In the variety talk race, the “Daily Show” streak lives, sort of. HBOs “Last Week Tonight with John Oliver” landed the Emmy for outstanding variety talk show — the first time a Comedy Central series hadn’t won the category (or its predecessor, variety series) since 2002. But with “Daily Show with Jon Stewart” and “The Colbert Report” both gone, it opened the door for the newbie.
“Last Week Tonight” won over “Comedians in Cars Getting Coffee,” “Jimmy Kimmel Live,” “The Late Late Show with James Corden,” “The Tonight Show Starring Jimmy Fallon” and “Real Time with Bill Maher.” “Last Week Tonight” also won for outstanding writing for a comedy series — the first time a non-Comedy Central show has won that category since 2007.

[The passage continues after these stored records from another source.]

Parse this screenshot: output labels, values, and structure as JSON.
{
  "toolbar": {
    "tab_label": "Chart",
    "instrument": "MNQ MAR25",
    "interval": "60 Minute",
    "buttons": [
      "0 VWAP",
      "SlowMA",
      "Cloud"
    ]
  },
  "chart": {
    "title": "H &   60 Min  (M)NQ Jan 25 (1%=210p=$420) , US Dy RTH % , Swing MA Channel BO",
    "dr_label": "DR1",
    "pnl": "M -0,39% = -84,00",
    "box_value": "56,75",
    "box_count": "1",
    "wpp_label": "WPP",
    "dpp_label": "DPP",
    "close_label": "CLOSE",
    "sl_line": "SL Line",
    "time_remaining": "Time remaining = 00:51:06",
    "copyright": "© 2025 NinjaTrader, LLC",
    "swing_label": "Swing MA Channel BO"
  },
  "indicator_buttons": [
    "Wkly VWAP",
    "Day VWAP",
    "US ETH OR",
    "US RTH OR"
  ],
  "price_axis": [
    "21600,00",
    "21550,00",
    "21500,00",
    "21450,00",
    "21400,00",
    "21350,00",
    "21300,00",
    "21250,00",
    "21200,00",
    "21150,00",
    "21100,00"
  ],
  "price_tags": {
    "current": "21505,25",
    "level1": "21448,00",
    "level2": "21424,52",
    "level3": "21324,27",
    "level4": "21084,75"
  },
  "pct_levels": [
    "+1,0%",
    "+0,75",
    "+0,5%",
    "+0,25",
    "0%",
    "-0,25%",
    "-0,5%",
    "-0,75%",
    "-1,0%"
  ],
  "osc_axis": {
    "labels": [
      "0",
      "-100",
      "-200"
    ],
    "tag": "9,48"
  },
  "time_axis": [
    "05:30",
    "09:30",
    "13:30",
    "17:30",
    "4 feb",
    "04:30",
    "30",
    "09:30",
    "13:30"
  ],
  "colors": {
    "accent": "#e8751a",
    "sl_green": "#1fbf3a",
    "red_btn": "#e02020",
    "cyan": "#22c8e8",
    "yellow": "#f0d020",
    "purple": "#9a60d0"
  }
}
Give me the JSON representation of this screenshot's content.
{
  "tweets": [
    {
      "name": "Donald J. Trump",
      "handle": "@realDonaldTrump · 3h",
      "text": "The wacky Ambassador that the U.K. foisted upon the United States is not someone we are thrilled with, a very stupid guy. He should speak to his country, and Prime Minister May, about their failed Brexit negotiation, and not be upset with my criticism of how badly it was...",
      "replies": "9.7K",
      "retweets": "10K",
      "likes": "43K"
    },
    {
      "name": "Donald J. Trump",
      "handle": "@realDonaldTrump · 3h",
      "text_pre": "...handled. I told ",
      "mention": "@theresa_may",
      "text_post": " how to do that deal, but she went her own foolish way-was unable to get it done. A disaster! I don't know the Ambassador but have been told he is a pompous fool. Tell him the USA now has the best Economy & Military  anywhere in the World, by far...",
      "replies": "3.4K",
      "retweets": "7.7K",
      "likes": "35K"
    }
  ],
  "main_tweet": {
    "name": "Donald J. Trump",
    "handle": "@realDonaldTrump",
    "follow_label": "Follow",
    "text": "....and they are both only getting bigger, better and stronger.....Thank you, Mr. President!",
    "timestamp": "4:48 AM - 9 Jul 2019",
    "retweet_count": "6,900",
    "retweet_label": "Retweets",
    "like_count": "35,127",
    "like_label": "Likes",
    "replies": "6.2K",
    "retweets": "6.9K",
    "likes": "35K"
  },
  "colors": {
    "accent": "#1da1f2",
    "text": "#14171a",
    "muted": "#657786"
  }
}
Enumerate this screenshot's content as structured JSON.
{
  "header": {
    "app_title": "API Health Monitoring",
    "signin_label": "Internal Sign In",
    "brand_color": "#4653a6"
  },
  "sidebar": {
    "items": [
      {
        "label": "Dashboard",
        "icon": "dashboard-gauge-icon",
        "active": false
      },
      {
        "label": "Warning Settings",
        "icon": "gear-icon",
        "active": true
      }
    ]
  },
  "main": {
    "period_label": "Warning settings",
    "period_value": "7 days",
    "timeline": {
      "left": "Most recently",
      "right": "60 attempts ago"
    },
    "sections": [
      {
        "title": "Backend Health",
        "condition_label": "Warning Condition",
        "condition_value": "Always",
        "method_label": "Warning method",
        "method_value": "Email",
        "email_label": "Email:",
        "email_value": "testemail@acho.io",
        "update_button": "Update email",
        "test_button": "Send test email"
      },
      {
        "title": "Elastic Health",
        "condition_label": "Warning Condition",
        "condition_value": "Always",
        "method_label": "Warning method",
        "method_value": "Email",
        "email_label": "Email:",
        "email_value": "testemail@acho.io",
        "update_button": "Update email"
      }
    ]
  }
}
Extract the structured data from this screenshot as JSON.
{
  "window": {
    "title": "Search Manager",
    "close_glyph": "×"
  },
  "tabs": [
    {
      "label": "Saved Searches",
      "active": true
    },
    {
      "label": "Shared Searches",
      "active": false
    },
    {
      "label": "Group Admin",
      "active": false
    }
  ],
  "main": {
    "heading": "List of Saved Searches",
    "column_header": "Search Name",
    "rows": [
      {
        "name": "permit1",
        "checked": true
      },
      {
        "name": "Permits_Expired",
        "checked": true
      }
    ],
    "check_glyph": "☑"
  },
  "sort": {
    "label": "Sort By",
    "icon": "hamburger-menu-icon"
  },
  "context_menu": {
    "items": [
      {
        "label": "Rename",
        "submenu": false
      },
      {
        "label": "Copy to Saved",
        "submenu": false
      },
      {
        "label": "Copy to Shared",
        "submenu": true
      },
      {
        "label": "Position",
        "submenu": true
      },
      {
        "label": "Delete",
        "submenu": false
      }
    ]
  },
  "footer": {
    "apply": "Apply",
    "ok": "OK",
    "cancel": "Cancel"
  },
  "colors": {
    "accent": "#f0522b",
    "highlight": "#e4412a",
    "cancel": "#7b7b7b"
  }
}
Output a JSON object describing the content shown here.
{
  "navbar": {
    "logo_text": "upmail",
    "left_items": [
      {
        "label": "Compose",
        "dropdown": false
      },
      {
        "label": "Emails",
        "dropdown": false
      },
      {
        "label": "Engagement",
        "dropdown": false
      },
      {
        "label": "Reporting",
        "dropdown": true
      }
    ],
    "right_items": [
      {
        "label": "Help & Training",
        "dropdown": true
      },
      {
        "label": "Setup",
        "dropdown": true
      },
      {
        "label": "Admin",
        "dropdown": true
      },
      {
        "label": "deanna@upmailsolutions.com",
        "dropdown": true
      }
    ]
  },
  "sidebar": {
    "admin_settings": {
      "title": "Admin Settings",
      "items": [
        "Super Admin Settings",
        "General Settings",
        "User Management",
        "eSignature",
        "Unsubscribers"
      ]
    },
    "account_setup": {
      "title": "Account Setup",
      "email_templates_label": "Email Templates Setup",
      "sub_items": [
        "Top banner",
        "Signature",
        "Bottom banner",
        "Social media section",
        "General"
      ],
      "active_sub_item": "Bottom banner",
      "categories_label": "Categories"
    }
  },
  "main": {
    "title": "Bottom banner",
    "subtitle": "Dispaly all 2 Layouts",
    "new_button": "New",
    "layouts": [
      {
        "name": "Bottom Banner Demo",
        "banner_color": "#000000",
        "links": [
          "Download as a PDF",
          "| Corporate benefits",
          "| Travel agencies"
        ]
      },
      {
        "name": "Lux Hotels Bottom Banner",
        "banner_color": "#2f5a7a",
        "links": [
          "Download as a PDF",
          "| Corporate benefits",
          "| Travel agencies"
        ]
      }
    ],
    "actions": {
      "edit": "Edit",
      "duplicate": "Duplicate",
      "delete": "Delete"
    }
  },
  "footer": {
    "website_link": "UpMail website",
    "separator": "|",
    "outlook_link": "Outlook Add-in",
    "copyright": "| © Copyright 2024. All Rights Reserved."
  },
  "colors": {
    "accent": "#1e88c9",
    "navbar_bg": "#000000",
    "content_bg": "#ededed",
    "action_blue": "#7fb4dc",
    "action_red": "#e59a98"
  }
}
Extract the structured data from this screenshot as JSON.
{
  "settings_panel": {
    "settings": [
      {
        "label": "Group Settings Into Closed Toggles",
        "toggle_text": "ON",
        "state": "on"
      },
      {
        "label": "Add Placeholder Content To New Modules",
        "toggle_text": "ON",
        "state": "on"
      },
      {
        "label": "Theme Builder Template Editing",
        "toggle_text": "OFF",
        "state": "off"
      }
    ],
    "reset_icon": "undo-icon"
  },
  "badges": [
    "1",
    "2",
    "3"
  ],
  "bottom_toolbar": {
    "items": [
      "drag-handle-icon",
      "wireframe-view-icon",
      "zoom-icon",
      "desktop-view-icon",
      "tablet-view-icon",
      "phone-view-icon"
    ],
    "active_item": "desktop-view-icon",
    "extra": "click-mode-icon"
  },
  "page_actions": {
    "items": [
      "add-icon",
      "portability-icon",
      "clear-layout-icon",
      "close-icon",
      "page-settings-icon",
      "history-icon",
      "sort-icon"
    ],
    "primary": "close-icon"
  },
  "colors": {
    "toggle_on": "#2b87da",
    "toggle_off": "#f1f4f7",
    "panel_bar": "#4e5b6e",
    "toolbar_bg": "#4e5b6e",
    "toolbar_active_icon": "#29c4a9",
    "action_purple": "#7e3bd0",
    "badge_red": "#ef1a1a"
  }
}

Comedy Central did continue the streak on the outstanding variety sketch side, as “Key & Peele” won the award for its final season, beating out last year’s winner (“Inside Amy Schumer”), as well as “Documentary Now,” “Drunk History,” “Portlandia” and “Saturday Night Live.”
“Key and Peele” has been nominated for 18 Emmys over the course of its life – but this was its first-ever win. Separately, Comedian Patton Oswalt took home the Emmy for outstanding writing in a variety special, for his Netflix special “Patton Oswalt: Talking for Clapping.”
“Master of None” executive producers Aziz Ansari and Alan Yang won the outstanding comedy writing category, for the critically acclaimed episode “Parents.” Yang and Ansari beat out the first episode of Amazon’s “Catastrophe” and two episodes each from “Silicon Valley” and “Veep.”
“Parents” was extra personal for the writers. It was inspired by Yang’s family but also featured Ansari’s real-life parents, playing themselves on the show. While collecting his trophy, Yang noted the lack of Asian American representation on screen — pointing out how Asian Americans have been stereotyped over the years with characters like “Long Duck Dong” in the movie “Sixteen Candles.”
“We have a long way to go,” he said. “But I know we can get there. Asian parents, do us a favor — get your kids cameras instead of violins and we’ll be all good.”
“Transparent” creator Jill Soloway won her second Emmy in a row in the outstanding drama directing category, for helming the show’s episode “Man on the Land.” Soloway beat out an episode of “Master of None,” two episodes of “Silicon Valley” and three episodes of “Veep.”
“People ask me if it’s hard to be a director,” Soloway said. “I tell them no — life is really hard.”
“The People v. O.J. Simpson’s” wins began with the outstanding writing for a limited series, which went to D.V. DeVincentis (who wrote the landmark episode “Marcia, Marcia Marcia”). The episode won out over two other “People v. O.J.” episodes, as well as two “Fargo” episodes and “The Night Manager.”
Preventing a full limited-run series sweep for “People v. O.J.”: Susanne Bier of AMC’s “The Night Manager” picked up the Emmy for outstanding directing. Bier was up against three episodes of “People v. O.J.” (which may have canceled each other out), and “Fargo” and “All the Way.”
Paulson was also nominated in the supporting actress in a limited series/movie competition (for “American Horror Story: Hotel”), but “American Crime” star Regina King won the award for a second consecutive year.
In the TV movie competition, PBS’ “Sherlock: The Abominable Bride” wonbeat out “All the Way,” “Confirmation,” “Luther” and “A Very Murray Christmas.” It was the first time HBO hadn’t won the category since 2003. It’s actually only the third time that HBO hasn’t won the outstanding TV movie category since 1993.
HBO led this year’s total Emmy tally at 22 wins, followed by FX (18), Netflix (9), PBS (8) and a tie between Amazon, Fox and NBC (six each).